That's advice business executives would do well to heed. "In the private sector, people are taught to be good managers. But in the military they're taught to be good leaders," Gauss says. "While you need to organize things, it's ultimately more important to inspire people to exceed their own limits."
Despite the military's command hierarchy, falling back on rank is a no-no. "If you have to rely on the fact that you're a colonel to get people to do things, it just won't work. You can't rely on the insignia on your collar. You have to be a good leader," Patterson says. "And it's the exact same thing in the corporate world. You just don't happen to wear a uniform."
Adapt and Survive
Being a successful military leader requires flexibility and adaptability to change—traits that suit IT leaders well too. Unisys CIO Carrow learned the importance of adaptability while fighting in the jungles of Vietnam. "The things you practiced in terms of motivation, strategy and tactics didn't mean much of anything in the live combat situation," Carrow says. "You can make all the plans in the world, but when you're in the midst of it, it's your real-time reactions that count."
But adaptability doesn't mean aimlessness. What Carrow and others with military experience have learned is that your objective should never change, whether on the battlefield or in the boardroom. "Let's say in the Army you plan to seize a target. There may be enemy forces, there may be terrain issues, or you may have to cross a river. You figure out how to overcome those obstacles and go after your target," Carrow says. "The one thing you can be sure of is that the plan will change right away. The rivers may have swollen, there may be more enemy forces than you expected, and you have to adjust."
Carrow says he's faced the same type of situation time and again in business. Competitive issues come up, financial situations change, or resource and talent problems arise. "All the plans a company has made may change. Look at what happened on Sept. 11," he says.
Carrow still recalls being a West Point cadet and walking through a stone archway and seeing the words, "If you don't progress, you deteriorate." The statement is as true today as it was when West Point was built, he says.
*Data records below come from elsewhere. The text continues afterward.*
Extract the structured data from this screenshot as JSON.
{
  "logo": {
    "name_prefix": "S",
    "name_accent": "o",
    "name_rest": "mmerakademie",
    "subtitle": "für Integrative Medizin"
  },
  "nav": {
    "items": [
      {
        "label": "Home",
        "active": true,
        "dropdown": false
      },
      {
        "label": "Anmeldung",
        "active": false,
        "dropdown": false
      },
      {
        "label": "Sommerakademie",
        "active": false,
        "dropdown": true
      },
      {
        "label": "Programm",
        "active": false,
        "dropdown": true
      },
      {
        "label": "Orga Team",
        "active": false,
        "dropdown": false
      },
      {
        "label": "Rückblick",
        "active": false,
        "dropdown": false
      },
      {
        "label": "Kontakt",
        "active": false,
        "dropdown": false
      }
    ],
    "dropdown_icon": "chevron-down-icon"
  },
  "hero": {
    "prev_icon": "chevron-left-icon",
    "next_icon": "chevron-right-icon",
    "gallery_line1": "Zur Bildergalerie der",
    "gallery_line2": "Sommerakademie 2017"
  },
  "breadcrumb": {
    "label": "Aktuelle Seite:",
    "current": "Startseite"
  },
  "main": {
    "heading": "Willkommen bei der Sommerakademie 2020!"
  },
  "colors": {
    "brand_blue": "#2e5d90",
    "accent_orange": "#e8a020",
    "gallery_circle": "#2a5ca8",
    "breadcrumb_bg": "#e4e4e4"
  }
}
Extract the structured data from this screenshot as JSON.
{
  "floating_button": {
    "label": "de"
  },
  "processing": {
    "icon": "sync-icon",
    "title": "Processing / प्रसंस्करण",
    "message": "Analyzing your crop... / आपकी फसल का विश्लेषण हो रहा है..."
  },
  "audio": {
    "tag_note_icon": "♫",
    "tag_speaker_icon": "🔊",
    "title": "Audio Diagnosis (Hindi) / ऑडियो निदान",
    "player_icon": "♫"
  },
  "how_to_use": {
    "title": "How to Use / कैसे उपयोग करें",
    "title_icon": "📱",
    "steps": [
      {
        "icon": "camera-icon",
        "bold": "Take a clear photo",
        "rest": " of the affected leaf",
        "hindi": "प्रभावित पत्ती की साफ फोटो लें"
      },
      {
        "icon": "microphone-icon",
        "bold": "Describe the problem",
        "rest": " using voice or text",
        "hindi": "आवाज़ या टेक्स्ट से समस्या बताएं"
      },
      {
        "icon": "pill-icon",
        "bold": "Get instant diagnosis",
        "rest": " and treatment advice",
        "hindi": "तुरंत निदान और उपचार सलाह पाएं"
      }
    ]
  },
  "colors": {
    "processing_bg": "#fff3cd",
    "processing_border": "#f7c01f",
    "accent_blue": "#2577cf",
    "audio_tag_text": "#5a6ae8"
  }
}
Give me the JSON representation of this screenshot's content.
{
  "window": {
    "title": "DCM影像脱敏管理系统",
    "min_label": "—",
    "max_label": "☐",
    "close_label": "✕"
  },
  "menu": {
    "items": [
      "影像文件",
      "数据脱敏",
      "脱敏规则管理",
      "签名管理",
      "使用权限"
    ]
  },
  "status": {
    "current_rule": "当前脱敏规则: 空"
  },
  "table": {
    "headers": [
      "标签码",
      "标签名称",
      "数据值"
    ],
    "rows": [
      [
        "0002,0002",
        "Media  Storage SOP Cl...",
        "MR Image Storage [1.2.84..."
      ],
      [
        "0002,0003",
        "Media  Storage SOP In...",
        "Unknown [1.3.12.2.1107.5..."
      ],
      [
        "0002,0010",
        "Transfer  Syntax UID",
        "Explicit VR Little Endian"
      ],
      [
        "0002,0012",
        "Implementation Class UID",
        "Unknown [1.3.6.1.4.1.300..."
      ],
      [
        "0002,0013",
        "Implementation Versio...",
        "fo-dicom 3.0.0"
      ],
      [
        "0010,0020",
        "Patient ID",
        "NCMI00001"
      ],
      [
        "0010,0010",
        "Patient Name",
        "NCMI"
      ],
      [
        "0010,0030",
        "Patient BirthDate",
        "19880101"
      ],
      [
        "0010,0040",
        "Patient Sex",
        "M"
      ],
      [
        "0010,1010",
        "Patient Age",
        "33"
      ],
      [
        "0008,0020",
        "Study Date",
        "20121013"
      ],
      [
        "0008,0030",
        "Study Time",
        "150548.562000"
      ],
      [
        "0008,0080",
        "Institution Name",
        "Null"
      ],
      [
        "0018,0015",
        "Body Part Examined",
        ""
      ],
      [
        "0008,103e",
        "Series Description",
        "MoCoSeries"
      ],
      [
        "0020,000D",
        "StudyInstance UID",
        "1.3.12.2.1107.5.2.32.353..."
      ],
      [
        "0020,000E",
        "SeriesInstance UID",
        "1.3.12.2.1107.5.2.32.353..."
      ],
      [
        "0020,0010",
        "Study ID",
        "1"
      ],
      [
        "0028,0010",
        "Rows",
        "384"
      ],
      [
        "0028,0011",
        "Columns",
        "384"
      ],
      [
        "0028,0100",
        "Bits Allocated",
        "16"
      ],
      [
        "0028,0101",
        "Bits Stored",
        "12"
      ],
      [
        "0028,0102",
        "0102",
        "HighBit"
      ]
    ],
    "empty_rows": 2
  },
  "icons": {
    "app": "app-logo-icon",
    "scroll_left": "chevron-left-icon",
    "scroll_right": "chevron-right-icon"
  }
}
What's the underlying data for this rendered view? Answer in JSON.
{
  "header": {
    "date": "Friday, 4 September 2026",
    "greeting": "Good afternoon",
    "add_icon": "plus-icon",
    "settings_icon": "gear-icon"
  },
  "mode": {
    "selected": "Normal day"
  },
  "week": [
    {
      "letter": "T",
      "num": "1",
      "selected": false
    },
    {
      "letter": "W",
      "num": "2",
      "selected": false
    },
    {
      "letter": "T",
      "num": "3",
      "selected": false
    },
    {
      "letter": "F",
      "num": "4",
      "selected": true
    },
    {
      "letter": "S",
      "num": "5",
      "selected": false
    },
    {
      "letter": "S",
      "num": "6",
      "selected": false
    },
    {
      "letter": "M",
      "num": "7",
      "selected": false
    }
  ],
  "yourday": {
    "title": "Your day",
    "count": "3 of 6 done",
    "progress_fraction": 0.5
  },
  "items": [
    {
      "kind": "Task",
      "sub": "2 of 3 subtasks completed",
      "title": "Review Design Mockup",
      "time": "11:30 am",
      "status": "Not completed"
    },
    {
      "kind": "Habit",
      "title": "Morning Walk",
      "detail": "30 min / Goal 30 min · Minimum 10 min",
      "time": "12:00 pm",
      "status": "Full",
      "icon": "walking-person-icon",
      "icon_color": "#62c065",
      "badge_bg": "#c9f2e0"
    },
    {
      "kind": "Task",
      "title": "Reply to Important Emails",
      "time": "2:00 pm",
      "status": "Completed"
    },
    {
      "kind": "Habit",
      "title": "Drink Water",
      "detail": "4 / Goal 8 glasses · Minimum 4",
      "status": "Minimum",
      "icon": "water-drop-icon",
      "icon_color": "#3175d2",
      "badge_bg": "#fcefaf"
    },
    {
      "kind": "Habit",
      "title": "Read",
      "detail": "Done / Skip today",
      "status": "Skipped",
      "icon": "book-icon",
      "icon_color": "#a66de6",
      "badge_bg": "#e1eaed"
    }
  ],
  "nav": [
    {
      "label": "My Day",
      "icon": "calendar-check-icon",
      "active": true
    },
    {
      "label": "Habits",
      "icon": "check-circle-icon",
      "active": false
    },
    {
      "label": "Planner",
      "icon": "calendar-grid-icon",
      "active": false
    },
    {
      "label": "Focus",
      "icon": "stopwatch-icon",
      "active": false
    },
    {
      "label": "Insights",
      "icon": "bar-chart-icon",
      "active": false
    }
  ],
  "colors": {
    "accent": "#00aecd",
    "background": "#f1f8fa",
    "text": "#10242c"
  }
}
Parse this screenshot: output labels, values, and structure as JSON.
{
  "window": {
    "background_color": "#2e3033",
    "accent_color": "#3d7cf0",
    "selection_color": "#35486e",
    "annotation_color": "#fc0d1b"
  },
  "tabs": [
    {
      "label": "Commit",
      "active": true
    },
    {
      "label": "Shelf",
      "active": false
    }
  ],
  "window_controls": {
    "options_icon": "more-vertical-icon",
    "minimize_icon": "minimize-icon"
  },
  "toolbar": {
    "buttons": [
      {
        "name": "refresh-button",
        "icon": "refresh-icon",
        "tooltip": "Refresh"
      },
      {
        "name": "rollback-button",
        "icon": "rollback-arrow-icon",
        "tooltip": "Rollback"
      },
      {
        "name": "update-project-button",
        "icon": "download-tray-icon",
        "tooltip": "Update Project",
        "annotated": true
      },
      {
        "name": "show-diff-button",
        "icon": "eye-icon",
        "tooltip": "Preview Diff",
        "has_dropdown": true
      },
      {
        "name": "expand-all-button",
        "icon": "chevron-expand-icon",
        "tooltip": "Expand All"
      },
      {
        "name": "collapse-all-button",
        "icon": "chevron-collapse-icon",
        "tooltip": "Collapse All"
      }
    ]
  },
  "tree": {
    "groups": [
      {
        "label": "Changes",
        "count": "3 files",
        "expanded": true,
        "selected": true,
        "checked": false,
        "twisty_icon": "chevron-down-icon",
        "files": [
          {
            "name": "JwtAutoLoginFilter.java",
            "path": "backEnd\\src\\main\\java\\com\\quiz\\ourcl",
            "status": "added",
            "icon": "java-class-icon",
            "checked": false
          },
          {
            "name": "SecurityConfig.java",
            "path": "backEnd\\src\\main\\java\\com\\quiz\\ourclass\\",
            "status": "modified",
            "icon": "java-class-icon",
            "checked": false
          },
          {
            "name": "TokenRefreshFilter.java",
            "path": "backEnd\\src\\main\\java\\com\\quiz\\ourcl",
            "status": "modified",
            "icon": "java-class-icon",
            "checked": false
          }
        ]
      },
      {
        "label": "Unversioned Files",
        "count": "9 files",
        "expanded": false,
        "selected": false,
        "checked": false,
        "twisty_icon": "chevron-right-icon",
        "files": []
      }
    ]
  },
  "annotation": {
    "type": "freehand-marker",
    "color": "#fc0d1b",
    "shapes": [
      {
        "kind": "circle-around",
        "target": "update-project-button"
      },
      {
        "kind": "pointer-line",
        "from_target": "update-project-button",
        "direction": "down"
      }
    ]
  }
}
Every institution and every good leader—whether in the military or your company—must keep adapting to new realities.